[blockquote style=”2″]We express our great appreciation for the historic move by you and the NYDFS to propose a tailored regulatory framework for the virtual currency industry. While we are companies organized under the laws of the People’s Republic of China, we believe that it is not only appropriate, but also necessary for us to express our thoughts on certain aspects of the BitLicense Proposal because the blockchain protocol is decentralized, because regulations in New York have long been given great deference and are modeled after by regulators around the world, and because the BitLicense Proposal as drafted appears to cover us.[/blockquote]
Specifically, the exchanges outline three major points when it comes to the BitLicense proposal.
The first is that the proposal set forth should only be covering companies involved with digital currency with a “meaningful connection” with the State of New York.
That is to say, companies who operate even in the most minute fashion in the State would be subjected to the regulations.
[blockquote style=”2″]This provision could severely impede the development of virtual currency businesses outside of New York. If the proposal were already in effect, without the NYDFS’s prior approval, BTC China could not have rolled out its mobile exchange for virtual currency in China; Huobi could not have acquired a Chinese provider of virtual currency storage services; and OKCoin could not have launched an international version of its trading platform.[/blockquote]

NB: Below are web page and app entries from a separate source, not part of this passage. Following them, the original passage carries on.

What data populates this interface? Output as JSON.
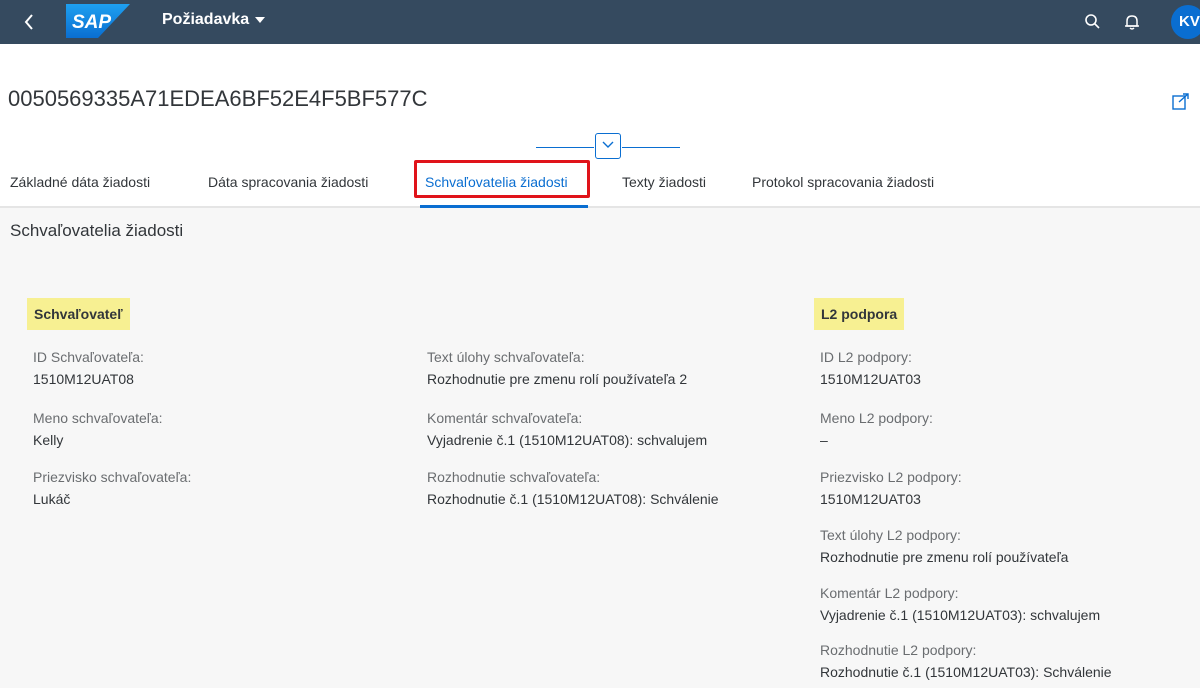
{
  "shell": {
    "app_title": "Požiadavka",
    "logo_text": "SAP",
    "avatar_initials": "KV"
  },
  "header": {
    "object_id": "0050569335A71EDEA6BF52E4F5BF577C"
  },
  "tabs": [
    {
      "label": "Základné dáta žiadosti"
    },
    {
      "label": "Dáta spracovania žiadosti"
    },
    {
      "label": "Schvaľovatelia žiadosti"
    },
    {
      "label": "Texty žiadosti"
    },
    {
      "label": "Protokol spracovania žiadosti"
    }
  ],
  "section": {
    "title": "Schvaľovatelia žiadosti"
  },
  "groups": {
    "approver": "Schvaľovateľ",
    "l2": "L2 podpora"
  },
  "fields": {
    "approver_id": {
      "label": "ID Schvaľovateľa:",
      "value": "1510M12UAT08"
    },
    "approver_first": {
      "label": "Meno schvaľovateľa:",
      "value": "Kelly"
    },
    "approver_last": {
      "label": "Priezvisko schvaľovateľa:",
      "value": "Lukáč"
    },
    "task_text": {
      "label": "Text úlohy schvaľovateľa:",
      "value": "Rozhodnutie pre zmenu rolí používateľa 2"
    },
    "approver_comment": {
      "label": "Komentár schvaľovateľa:",
      "value": "Vyjadrenie č.1 (1510M12UAT08):  schvalujem"
    },
    "approver_decision": {
      "label": "Rozhodnutie schvaľovateľa:",
      "value": "Rozhodnutie č.1 (1510M12UAT08): Schválenie"
    },
    "l2_id": {
      "label": "ID L2 podpory:",
      "value": "1510M12UAT03"
    },
    "l2_first": {
      "label": "Meno L2 podpory:",
      "value": "–"
    },
    "l2_last": {
      "label": "Priezvisko L2 podpory:",
      "value": "1510M12UAT03"
    },
    "l2_task": {
      "label": "Text úlohy L2 podpory:",
      "value": "Rozhodnutie pre zmenu rolí používateľa"
    },
    "l2_comment": {
      "label": "Komentár L2 podpory:",
      "value": "Vyjadrenie č.1 (1510M12UAT03):  schvalujem"
    },
    "l2_decision": {
      "label": "Rozhodnutie L2 podpory:",
      "value": "Rozhodnutie č.1 (1510M12UAT03): Schválenie"
    }
  },
  "colors": {
    "shell_bg": "#354a5f",
    "accent": "#0a6ed1",
    "highlight": "#f7f092",
    "annotation_red": "#e0131a"
  }
}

The second point is that a BitLicense licensee’s affiliate/s should not be obligated to allow the New York Department of Financial Services to examine records, facilities, and the like if they aren’t related to the licensee’s operations.
[blockquote style=”2″]The Companies acknowledge the NYDFS’s concerns that a licensee may use affiliate transactions or inter-affiliate outsourcing arrangements to circumvent regulation. But the NYDFS could properly address such concerns by requiring the affiliates of a licensee to provide information that relate, either directly or indirectly, to the licensee.[/blockquote]

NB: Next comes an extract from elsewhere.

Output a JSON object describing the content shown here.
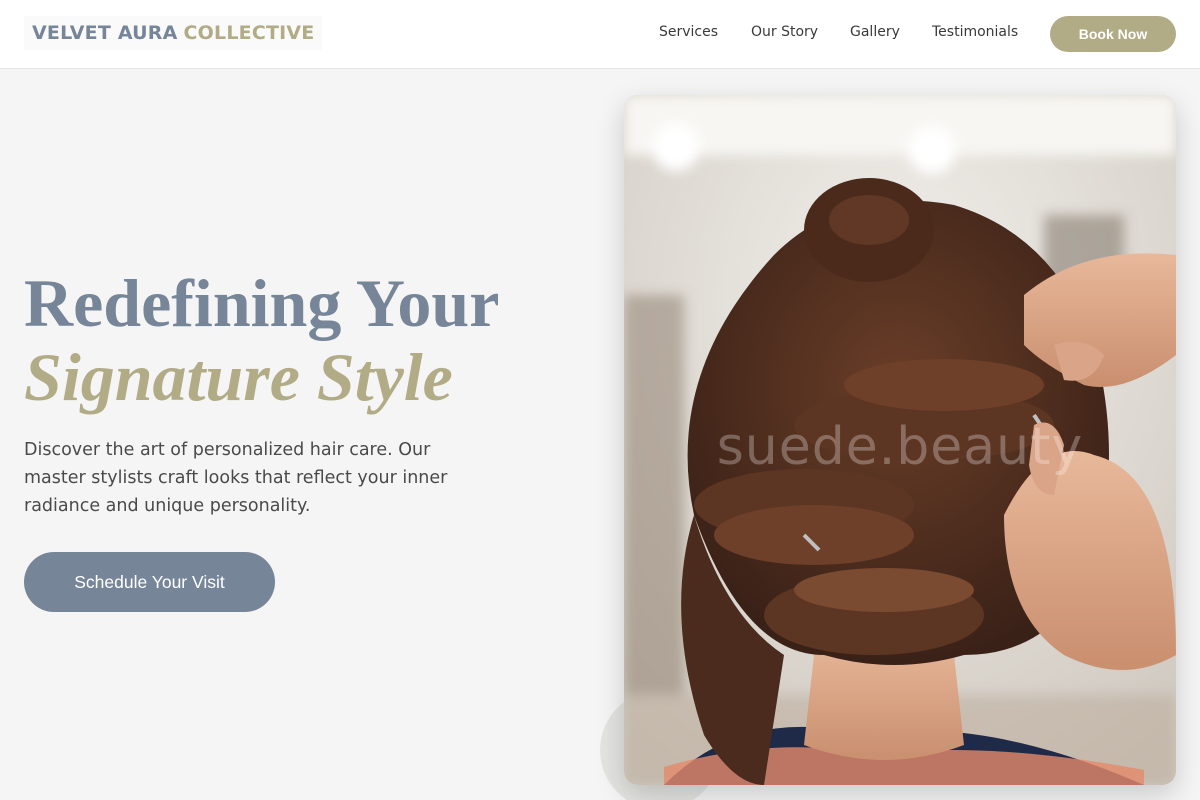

The third and final point argues that enhanced due diligence (also known as EDD) should be based on “whether the customer and the applicable licensee are from the same jurisdiction instead of whether or not the customer is a U.S. person.”
[blockquote style=”2″]Specifically, the provision as it stands would not require an Australian licensee to perform EDD on a prospective U.S. customer even if the licensee may not be familiar with AML/CFT risks that U.S. persons present. The provision will, however, mandate EDD when the licensee deals with Australians, the AML/CFT risks of whom the licensee as an Australian business presumably understands better.[/blockquote]
The letter, which we have embedded below, is signed by the three companies’ CEOs: Bobby Lee of BTC China, Lin Li of Huobi, and Mingxing Xu of OKCoin.
What do you think of the join comments issued today?